§ Entries shown:
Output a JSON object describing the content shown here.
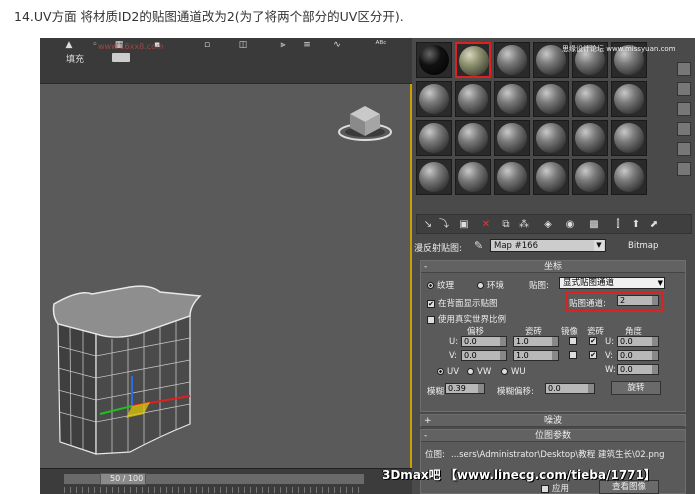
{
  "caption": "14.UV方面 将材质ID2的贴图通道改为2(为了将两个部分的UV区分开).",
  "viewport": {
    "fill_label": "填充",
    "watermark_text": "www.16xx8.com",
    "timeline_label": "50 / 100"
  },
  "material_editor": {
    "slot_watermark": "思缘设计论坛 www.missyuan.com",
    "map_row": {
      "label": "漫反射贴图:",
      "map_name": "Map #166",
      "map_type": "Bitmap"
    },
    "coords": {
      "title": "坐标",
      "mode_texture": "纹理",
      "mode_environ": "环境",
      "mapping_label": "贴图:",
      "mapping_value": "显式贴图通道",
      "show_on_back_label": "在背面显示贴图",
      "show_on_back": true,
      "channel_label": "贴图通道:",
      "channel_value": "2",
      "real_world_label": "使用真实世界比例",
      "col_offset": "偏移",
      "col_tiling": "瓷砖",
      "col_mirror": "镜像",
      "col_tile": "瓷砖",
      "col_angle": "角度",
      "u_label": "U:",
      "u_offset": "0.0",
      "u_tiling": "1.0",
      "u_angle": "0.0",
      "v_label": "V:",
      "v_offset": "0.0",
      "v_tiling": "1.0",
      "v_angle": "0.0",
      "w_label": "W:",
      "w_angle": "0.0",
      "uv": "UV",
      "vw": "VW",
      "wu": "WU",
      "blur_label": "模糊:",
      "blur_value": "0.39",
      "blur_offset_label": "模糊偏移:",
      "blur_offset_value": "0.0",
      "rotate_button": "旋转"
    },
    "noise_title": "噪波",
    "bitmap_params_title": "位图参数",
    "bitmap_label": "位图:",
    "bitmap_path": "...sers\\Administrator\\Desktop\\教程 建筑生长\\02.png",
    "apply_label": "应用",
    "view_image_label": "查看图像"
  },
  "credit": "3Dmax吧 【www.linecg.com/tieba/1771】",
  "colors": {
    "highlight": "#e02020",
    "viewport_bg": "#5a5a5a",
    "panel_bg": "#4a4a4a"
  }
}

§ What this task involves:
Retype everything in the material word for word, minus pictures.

§ Solution to the exercise:
Output a JSON object describing the content shown here.
{
  "caption": "14.UV方面 将材质ID2的贴图通道改为2(为了将两个部分的UV区分开).",
  "viewport": {
    "fill_label": "填充",
    "watermark_text": "www.16xx8.com",
    "timeline_label": "50 / 100"
  },
  "material_editor": {
    "slot_watermark": "思缘设计论坛 www.missyuan.com",
    "map_row": {
      "label": "漫反射贴图:",
      "map_name": "Map #166",
      "map_type": "Bitmap"
    },
    "coords": {
      "title": "坐标",
      "mode_texture": "纹理",
      "mode_environ": "环境",
      "mapping_label": "贴图:",
      "mapping_value": "显式贴图通道",
      "show_on_back_label": "在背面显示贴图",
      "show_on_back": true,
      "channel_label": "贴图通道:",
      "channel_value": "2",
      "real_world_label": "使用真实世界比例",
      "col_offset": "偏移",
      "col_tiling": "瓷砖",
      "col_mirror": "镜像",
      "col_tile": "瓷砖",
      "col_angle": "角度",
      "u_label": "U:",
      "u_offset": "0.0",
      "u_tiling": "1.0",
      "u_angle": "0.0",
      "v_label": "V:",
      "v_offset": "0.0",
      "v_tiling": "1.0",
      "v_angle": "0.0",
      "w_label": "W:",
      "w_angle": "0.0",
      "uv": "UV",
      "vw": "VW",
      "wu": "WU",
      "blur_label": "模糊:",
      "blur_value": "0.39",
      "blur_offset_label": "模糊偏移:",
      "blur_offset_value": "0.0",
      "rotate_button": "旋转"
    },
    "noise_title": "噪波",
    "bitmap_params_title": "位图参数",
    "bitmap_label": "位图:",
    "bitmap_path": "...sers\\Administrator\\Desktop\\教程 建筑生长\\02.png",
    "apply_label": "应用",
    "view_image_label": "查看图像"
  },
  "credit": "3Dmax吧 【www.linecg.com/tieba/1771】",
  "colors": {
    "highlight": "#e02020",
    "viewport_bg": "#5a5a5a",
    "panel_bg": "#4a4a4a"
  }
}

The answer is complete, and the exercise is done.